Val is Val Sigsted, who lead the fight. This poem was born the night I drove across the river with all windows open to feel the riverwind, hearing of our referendum’s victory, as I returned from theatre in Manhattan. In the play, the key song had been “There’s a Small Hotel, with a wishing well…”, composed, I had always been told, at the Delaware-side Stockton Inn.
TO VAL AND THE VALOROUS
I am the River, speaking
out of my depths
out of the bounty of my shores
with cleansing winds
from my tumultuous clouds
for streams who suckle me
for shad yet to be born
for generations of wildfowl for whom I am nursery
for lilting swallows nesting at my banks
for the ocean who cradles me at last
to you who float me, tend me
you who cast your nets within me
you who paint me, weave me
you who sculpt beside me
you who sing me
you who work to save me
I, Delaware, carol thanks
I, who had been barrier, am bond
CAROLYN FOOTE EDELMANN
Yes, our river, which many see as dividing two states, in the 1980s, joined them.
Here is the other — may these mere words catalyze others to fight for what is right in our country, for our citizens, for our rivers above all, for Nature Herself.

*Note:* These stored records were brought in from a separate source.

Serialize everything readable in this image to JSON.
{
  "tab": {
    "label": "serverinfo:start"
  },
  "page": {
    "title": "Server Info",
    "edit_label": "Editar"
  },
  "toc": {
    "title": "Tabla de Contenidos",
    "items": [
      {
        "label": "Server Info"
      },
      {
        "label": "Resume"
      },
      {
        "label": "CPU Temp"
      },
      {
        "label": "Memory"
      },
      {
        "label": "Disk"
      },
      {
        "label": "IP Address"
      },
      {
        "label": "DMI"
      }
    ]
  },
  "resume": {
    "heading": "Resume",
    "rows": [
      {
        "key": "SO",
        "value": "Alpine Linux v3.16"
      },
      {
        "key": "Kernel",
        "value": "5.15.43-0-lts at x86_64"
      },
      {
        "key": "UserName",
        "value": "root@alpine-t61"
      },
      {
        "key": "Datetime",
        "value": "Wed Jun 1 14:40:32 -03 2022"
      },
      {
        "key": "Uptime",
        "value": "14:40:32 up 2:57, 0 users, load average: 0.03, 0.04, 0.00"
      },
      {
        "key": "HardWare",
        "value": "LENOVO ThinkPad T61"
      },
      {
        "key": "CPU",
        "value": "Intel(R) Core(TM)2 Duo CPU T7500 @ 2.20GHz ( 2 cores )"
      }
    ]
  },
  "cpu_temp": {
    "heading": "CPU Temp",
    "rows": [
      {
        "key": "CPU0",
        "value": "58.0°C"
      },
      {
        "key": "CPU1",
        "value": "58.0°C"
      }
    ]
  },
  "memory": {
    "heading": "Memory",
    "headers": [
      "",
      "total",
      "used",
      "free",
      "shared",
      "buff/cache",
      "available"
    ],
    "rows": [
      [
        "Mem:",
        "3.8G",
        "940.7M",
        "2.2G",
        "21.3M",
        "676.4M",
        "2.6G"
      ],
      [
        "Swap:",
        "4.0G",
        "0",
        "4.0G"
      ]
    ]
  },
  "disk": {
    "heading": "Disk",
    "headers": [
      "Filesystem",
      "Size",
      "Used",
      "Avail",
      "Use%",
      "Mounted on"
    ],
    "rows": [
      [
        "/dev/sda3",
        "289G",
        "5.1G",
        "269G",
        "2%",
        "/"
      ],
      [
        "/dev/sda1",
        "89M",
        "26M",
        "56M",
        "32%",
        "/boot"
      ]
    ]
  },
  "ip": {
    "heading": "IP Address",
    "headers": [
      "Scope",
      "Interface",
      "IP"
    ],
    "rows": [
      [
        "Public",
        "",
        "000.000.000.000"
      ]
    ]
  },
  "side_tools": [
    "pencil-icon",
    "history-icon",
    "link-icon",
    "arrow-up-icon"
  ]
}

This was written during a dire flood, long before the referendum, when the literal Power Company of Pennsylvania blasted the river during the shad run.
one gander dozes near the broached canal
taking no notice of the river’s fury
boiling through isolate skunk cabbage
brown water churns like lava in broad tubes
turns trees to whorling pinwheels
massive drums to agitated corks
my river vomits onto picnic sites
I focus on her, seething at abutments
numb fingers awkward at the lens
chilled by new winds our angry river sources
in her headlong freedom ride
I return to find her licking at my carwheels
as mallards swim the yellow parking lines
she gulps hyacinths whole beyond the vanished footbridge
I drive along our river’s threatened banks
bristling with dawn fishermen, fellow pilgrims
at the shrine of independence, the river rises
determined as the General, crossing
near the site where men employed by Power
blasted as the shad began their run
the Delaware claims my road and I retreat
hear on every side, our river shouting:
“Blast ME? I’ll show YOU power!”
CAROLYN FOOTE EDELMANN
What it’s all about in the end — HABITAT!
Support your local non-profits, defending Nature everywhere, especially where sacred rivers are concerned.